=== YOUR OBJECTIVE ===
In the data below, find the lines containing "Jenkins" and say how many there are, nothing more.
=====
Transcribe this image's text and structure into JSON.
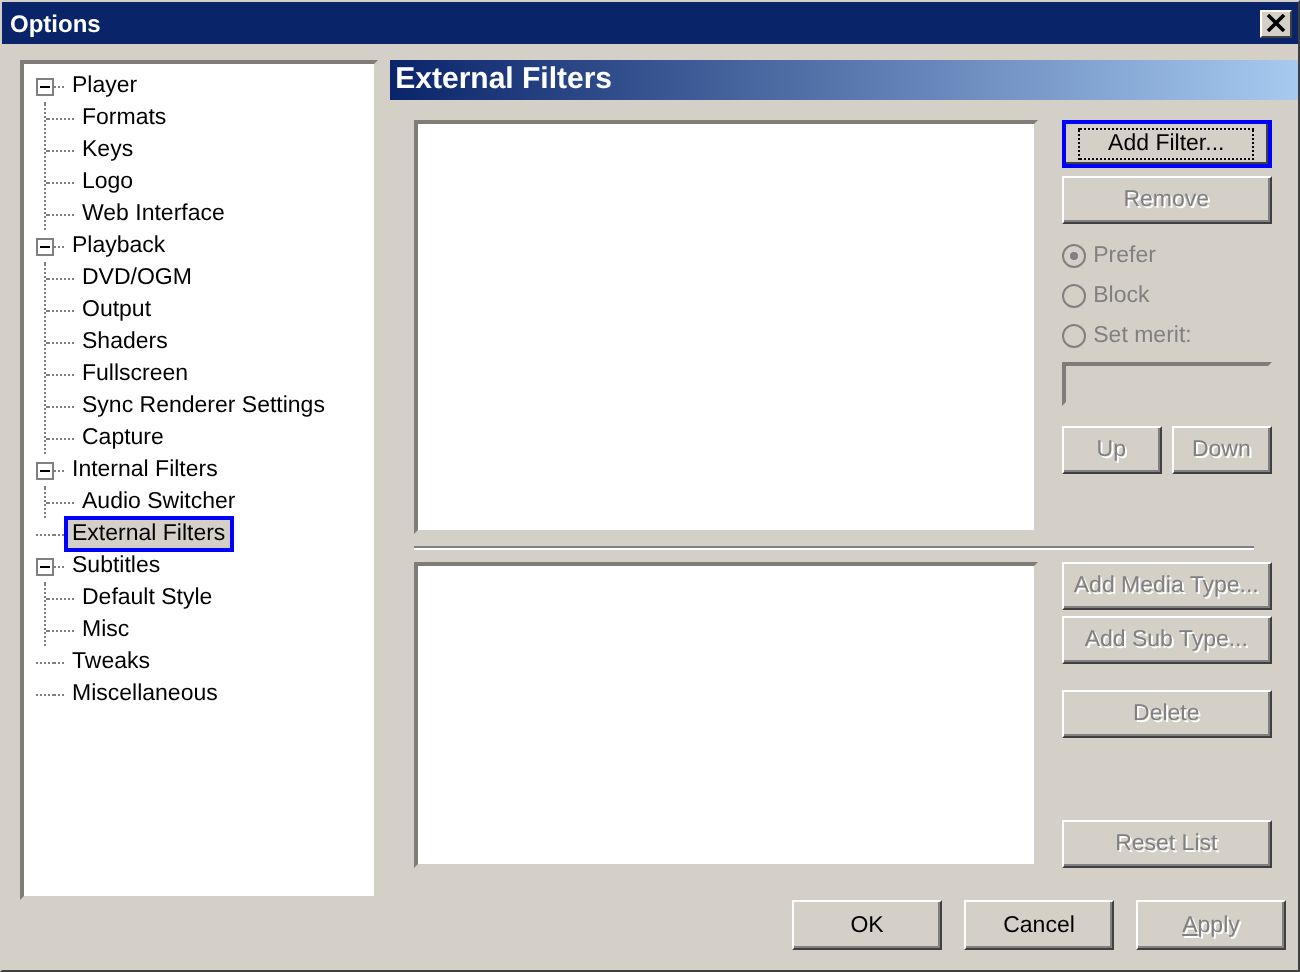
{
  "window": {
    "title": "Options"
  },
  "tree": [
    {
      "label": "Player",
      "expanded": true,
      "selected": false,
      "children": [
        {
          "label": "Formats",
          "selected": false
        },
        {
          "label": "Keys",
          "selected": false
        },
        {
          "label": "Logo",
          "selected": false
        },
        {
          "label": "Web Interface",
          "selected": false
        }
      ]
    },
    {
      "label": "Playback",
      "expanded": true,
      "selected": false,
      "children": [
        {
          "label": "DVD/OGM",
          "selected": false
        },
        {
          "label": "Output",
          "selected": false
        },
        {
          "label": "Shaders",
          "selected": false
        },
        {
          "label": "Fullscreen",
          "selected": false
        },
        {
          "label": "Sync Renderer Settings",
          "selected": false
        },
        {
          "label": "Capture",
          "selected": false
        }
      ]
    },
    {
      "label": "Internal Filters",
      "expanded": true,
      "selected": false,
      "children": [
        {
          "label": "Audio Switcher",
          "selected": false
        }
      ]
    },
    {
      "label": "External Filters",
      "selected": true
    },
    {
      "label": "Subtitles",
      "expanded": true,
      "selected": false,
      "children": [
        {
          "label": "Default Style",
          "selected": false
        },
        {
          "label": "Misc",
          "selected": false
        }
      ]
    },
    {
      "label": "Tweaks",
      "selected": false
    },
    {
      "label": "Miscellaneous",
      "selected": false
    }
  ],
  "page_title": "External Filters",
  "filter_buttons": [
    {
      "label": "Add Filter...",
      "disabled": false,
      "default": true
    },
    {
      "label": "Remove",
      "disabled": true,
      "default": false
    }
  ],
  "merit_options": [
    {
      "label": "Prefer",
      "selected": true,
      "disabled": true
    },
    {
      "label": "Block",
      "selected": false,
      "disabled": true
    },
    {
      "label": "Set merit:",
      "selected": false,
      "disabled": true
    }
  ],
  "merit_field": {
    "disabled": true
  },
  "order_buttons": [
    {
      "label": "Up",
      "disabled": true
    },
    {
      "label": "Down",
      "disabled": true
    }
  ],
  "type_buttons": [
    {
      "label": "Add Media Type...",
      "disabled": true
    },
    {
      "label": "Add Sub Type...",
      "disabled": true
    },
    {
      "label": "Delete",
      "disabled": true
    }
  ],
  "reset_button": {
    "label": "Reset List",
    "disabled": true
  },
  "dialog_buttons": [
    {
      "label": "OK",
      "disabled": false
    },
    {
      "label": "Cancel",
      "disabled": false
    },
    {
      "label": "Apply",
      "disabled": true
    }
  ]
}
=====
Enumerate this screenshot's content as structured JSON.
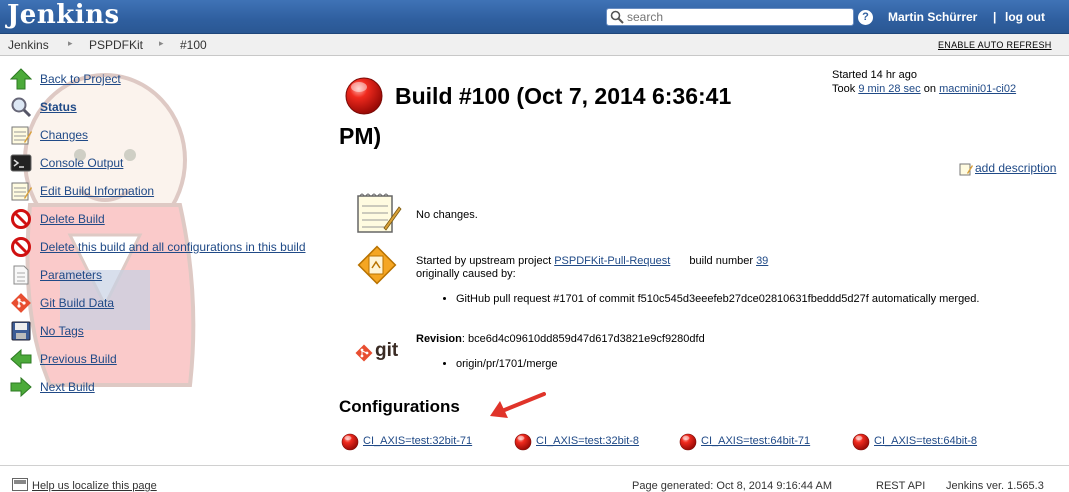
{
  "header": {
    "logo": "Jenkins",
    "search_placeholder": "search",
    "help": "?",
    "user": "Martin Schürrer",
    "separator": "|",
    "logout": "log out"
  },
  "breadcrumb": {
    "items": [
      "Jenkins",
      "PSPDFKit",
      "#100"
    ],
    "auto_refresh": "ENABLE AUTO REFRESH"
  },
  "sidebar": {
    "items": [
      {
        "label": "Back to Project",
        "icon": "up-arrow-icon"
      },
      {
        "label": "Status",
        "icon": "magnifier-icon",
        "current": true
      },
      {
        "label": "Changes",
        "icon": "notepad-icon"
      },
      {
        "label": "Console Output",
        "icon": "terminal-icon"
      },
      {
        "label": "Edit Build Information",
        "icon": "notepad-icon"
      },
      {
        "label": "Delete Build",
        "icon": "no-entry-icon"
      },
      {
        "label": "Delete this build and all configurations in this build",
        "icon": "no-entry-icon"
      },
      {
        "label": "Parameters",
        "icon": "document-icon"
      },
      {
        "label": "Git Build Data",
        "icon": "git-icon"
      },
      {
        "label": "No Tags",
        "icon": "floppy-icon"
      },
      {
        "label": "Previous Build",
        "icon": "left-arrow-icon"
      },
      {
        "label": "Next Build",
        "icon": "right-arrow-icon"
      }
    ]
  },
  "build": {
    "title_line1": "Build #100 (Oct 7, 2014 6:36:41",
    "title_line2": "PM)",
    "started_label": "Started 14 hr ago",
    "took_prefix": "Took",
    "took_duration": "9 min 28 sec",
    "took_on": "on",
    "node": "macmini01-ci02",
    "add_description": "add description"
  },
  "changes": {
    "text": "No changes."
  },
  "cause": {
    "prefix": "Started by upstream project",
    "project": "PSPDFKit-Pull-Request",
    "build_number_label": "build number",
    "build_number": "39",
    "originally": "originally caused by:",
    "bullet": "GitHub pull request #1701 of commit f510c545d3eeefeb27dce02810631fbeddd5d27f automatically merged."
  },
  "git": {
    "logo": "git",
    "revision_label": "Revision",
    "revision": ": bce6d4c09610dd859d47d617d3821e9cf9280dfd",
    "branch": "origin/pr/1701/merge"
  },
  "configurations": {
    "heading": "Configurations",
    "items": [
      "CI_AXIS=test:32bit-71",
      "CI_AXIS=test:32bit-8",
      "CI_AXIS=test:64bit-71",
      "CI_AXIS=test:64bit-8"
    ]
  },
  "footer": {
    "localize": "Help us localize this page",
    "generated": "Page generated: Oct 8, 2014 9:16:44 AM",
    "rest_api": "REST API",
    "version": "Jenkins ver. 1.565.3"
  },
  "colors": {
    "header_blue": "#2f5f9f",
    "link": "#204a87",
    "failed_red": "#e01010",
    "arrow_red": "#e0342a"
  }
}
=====
=== EXERCISE SOLUTION ===
3